(Dataset rows for apps and sites)
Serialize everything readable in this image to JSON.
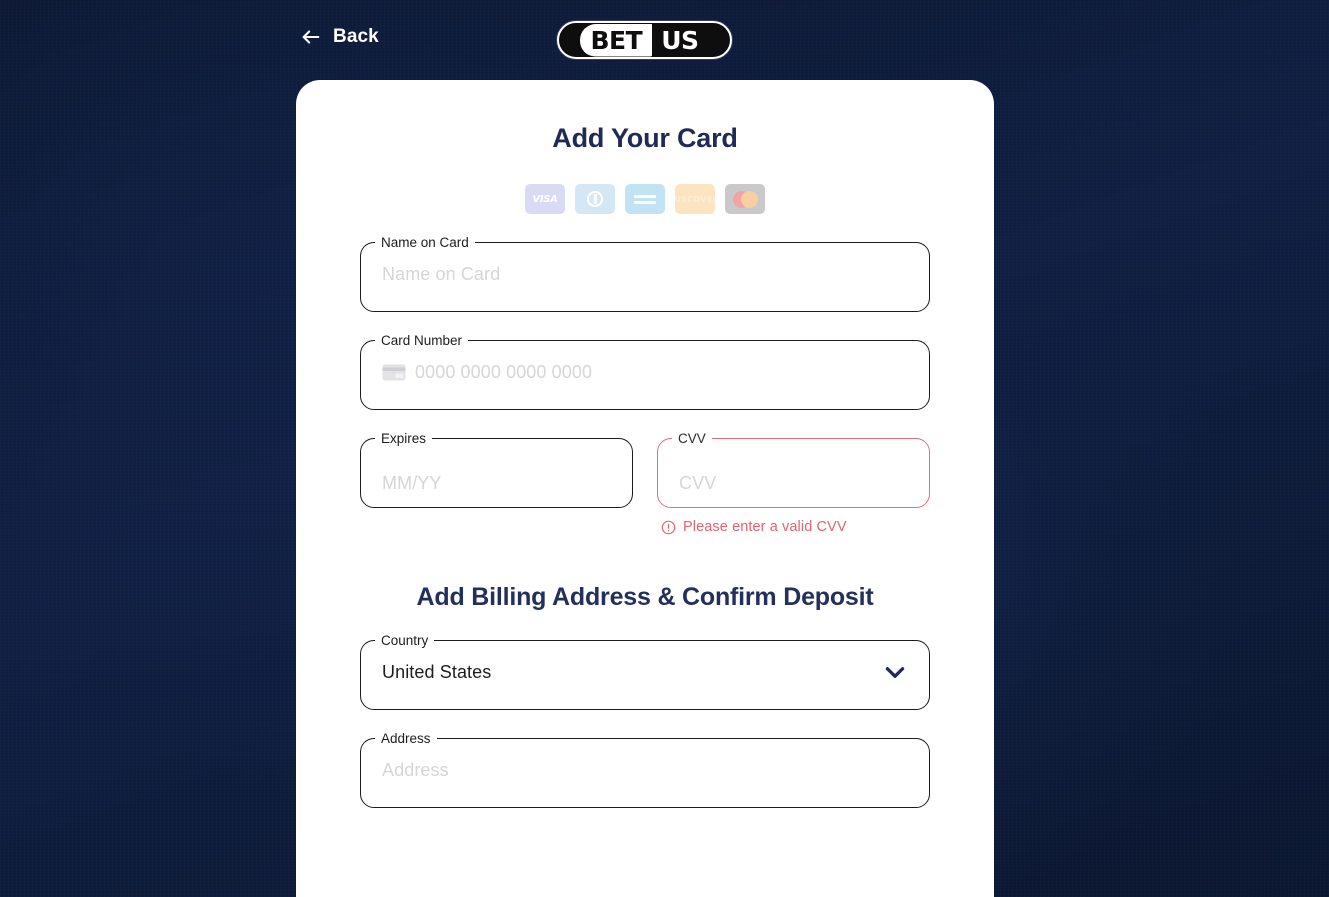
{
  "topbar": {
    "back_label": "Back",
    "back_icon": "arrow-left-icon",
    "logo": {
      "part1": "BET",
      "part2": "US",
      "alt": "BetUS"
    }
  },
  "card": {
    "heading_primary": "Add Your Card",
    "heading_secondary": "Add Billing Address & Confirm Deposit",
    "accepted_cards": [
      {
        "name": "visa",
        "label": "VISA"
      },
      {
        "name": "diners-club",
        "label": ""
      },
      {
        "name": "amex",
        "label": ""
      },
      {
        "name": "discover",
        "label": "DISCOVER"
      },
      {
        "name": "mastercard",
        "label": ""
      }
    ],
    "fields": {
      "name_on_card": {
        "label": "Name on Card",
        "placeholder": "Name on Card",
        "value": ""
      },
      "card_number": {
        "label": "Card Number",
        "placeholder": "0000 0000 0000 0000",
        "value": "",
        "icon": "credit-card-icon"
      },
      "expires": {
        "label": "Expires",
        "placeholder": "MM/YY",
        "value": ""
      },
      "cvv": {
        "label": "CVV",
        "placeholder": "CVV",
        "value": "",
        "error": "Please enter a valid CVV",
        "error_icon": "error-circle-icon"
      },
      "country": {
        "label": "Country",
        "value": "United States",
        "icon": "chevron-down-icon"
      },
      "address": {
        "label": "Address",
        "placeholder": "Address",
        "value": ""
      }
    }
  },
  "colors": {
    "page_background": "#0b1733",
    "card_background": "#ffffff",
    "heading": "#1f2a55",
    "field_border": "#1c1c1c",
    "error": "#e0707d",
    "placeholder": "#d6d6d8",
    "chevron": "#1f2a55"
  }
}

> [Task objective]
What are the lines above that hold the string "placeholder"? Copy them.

> [Solved problem]
        "placeholder": "Name on Card",
        "placeholder": "0000 0000 0000 0000",
        "placeholder": "MM/YY",
        "placeholder": "CVV",
        "placeholder": "Address",
    "placeholder": "#d6d6d8",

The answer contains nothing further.